An LPA enables you to choose a trusted person to make financial or healthcare related decisions on your behalf, should you lose mental capacity. However, you need mental capacity to initially set up a LPA.
Mental capacity is the capability to make specific significant decisions.
There are two kinds of LPA; financial and healthcare.
Financial decisions include:
- opening, closing and using your bank and building society accounts
- claiming, receiving and using your benefits, pensions and allowances
- paying your household, care and other bills
- making or selling investments
- buying or selling your home or any property
- You can appoint different attorneys for personal finances, or for your businesses.
Healthcare decisions include:
- giving or refusing consent to healthcare
- staying in your own home and getting help and support from social services
- moving into residential care and finding a good care home
- day-to-day matters such as your diet, dress or daily routine
These decisions can only be made by your attorneys when you are no longer able to make them yourself, e.g. when you have lost mental capacity.
Requirements for making an LPA:
To make an LPA, you must have a donor, attorneys, a certificate provider, and witnesses.
The donor must be over 18, and have mental capacity. There can be complications if a donor has property outside of England or Wales, or is declared bankrupt or subject to a debt relief order.
To appoint attorneys, the correct paperwork must be completed. You must have at least one attorney, and there is no upper limit as to how many attorneys you can appoint.
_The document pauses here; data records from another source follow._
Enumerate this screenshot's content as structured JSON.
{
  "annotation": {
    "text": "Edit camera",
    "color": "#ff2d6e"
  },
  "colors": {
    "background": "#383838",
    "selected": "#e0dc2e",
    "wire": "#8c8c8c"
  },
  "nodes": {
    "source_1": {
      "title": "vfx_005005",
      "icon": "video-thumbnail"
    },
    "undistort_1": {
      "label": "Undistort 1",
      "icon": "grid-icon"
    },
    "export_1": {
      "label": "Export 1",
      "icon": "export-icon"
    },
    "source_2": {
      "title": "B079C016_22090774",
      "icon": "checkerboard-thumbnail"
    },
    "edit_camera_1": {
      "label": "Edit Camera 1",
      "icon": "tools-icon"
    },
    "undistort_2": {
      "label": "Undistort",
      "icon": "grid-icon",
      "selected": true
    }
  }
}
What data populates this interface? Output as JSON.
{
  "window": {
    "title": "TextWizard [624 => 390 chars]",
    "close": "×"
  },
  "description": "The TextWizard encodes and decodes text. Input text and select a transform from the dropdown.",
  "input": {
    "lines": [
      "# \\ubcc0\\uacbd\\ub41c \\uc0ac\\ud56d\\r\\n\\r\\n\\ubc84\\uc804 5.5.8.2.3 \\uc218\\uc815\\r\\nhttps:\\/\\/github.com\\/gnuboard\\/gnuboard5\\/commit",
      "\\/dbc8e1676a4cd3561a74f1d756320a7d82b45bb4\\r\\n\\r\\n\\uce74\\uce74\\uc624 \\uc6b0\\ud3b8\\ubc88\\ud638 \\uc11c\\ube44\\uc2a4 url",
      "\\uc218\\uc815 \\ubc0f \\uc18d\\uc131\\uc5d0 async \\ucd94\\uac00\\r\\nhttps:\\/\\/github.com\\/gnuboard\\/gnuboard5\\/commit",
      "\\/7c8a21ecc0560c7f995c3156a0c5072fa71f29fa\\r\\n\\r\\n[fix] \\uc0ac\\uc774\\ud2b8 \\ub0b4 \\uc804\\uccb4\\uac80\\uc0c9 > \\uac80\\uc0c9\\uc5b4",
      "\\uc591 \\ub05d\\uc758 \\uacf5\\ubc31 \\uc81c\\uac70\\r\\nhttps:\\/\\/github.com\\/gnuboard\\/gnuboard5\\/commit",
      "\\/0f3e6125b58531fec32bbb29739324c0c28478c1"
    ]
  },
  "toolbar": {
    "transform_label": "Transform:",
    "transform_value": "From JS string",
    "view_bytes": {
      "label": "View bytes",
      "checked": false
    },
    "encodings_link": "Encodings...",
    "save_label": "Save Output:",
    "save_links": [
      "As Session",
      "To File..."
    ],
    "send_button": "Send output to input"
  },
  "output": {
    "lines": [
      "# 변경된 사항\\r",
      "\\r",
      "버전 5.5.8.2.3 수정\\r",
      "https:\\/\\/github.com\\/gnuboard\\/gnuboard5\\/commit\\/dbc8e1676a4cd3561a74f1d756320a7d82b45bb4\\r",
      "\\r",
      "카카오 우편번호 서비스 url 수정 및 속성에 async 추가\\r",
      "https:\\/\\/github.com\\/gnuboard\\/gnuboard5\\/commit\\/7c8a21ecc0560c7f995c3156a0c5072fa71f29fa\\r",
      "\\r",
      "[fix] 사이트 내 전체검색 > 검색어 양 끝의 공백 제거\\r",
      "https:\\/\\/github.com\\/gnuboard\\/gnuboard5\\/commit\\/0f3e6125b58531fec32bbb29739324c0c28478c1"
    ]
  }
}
Before naming an attorney in an LPA, you must ensure that the person agrees to act. You must also consider replacement attorneys, and people to notify. Before you can use your LPA, you must register it with the Office of the Public Guardian.
When selecting an attorney, consider;
- how many you want to appoint and if they’ll be able to work together
- whether you trust them to act in your best interests
- how well you know each other and how well they understand you
- how willing they’ll be to make decisions for you
- how well they organise their own affairs, such as how well they look after their own money
Attorneys do not have to be solicitors. Whilst the majority of people choose close friends and family members for healthcare attorneys, many choose professional legal experts for financial attorneys. Anyone over the age of 18 with mental capacity can be an attorney, including; partner, husband or wife, family friend, or a professional solicitor.
Attorneys can only make decisions on the donor’s behalf. Below are five basic principles attorneys must follow:
- Attorneys must assume that you can make your own decisions unless it is established that you cannot do so
- Attorneys must help you to make as many of your own decisions as you can. They must take all practical steps to help you to make a decision. They can only treat you as unable to make a decision if they have not succeeded in helping you make a decision through those steps
- Attorneys must not treat you as unable to make a decision simply because you make an unwise decision
- Attorneys must act and make decisions in your best interests when you are unable to make a decision
- Before your attorneys make a decision or act for you, they must consider whether they can make the decision or act in a way that is less restrictive of your rights and freedoms but still achieves the purpose
Anyone who is currently bankrupt or has a debt relief order cannot act as an attorney on an LPA for financial reasons. Bankruptcy and debt relief orders do not affect health and welfare LPAs. Anyone on the Disclosure and Barring Services barred list cannot act as an attorney unless they are a family member and are not receiving a fee.